Press Release: IMF Executive Board Reviews Progress Report on Cambodia's Poverty Reduction Strategy Paper
September 22, 2004
The Executive Board of the International Monetary Fund (IMF) on September 13, 2004 reviewed the Annual Progress Report on Cambodia's National Poverty Reduction Strategy (NPRS) and welcomed Cambodia's NPRS.
At the conclusion of the Executive Board's discussion based on the Joint Staff Assessment of Cambodia's Annual Progress Report, which was prepared jointly by the staffs of the IMF and the World Bank, Agustín Carstens, Deputy Managing Director and Acting Chair, stated:
"Cambodia has come a long way in rebuilding its economy from the ruins of the decades-long civil strife. Macroeconomic performance of the past few years reflects prudent fiscal policy as well as favorable external developments. However, growth has been narrowly based and poverty has not fallen. It is therefore important to press ahead with efforts to broaden the base of economic activity and reduce poverty by increasing the pace of reforms, and in particular, nurturing the agricultural sector, and strengthening the legal and judicial system. These measures are all the more important in view of the difficulties Cambodia will face in competing in the garment sector after the elimination of the quota system in early 2005.
"The government is committed to poverty reduction as discussed in the first annual progress report of Cambodia's National Poverty Reduction Strategy (NPRS) Paper, which provides a sound basis for continued access to Fund concessional financial assistance. To achieve this goal, Cambodia needs to intensify efforts to attract foreign investment in order to promote diversified growth. There is considerable scope for improving the business climate in the short run by cutting cumbersome red tape and high informal fees, and by allowing greater wage flexibility.
"The authorities also need to accelerate judicial reform to address governance problems that are deeply rooted in all aspects of economic activities.

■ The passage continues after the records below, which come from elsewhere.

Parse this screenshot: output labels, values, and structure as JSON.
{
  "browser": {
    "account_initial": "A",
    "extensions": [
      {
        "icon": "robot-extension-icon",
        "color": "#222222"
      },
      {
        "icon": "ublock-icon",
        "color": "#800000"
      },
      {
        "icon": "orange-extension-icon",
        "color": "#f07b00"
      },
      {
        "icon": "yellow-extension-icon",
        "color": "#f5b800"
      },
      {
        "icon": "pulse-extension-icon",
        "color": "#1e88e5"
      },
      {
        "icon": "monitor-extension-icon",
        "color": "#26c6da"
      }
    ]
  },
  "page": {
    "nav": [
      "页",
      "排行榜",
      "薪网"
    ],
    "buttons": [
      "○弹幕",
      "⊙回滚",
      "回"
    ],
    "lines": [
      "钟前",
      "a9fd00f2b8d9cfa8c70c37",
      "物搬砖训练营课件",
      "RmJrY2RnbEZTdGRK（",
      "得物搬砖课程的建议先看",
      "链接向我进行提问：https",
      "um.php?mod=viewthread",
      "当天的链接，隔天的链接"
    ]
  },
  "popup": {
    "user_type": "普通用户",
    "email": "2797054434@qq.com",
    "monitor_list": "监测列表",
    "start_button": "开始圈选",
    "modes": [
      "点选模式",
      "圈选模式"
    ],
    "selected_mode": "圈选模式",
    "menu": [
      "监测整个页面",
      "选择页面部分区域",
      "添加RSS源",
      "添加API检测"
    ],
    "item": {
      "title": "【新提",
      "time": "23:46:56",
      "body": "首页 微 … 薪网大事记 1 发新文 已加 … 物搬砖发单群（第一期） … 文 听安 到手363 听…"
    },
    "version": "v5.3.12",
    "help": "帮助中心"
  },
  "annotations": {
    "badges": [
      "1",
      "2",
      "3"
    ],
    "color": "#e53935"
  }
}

The ratification by the National Assembly of Cambodia's entry to the WTO is welcome.
"Strengthening revenue mobilization is critical in order to attain the government's medium-term fiscal objectives. The government will need to take additional tax policy measures and strengthen tax and customs administration to meet the 2004 revenue and medium-term NPRS targets. Another key component of fiscal reform is improving public expenditure management and reforming the civil service.
"The opportunity to review Cambodia's performance under Fund arrangements since the early 1990s is welcome and demonstrates that Fund involvement has been effective in helping maintain macroeconomic stability. Nonetheless, poverty remains pervasive and governance problems widespread. A new arrangement with the Fund could help strengthen Cambodia's economy, underpin a framework for donor coordination, and encourage domestic reform efforts," Mr. Carstens said.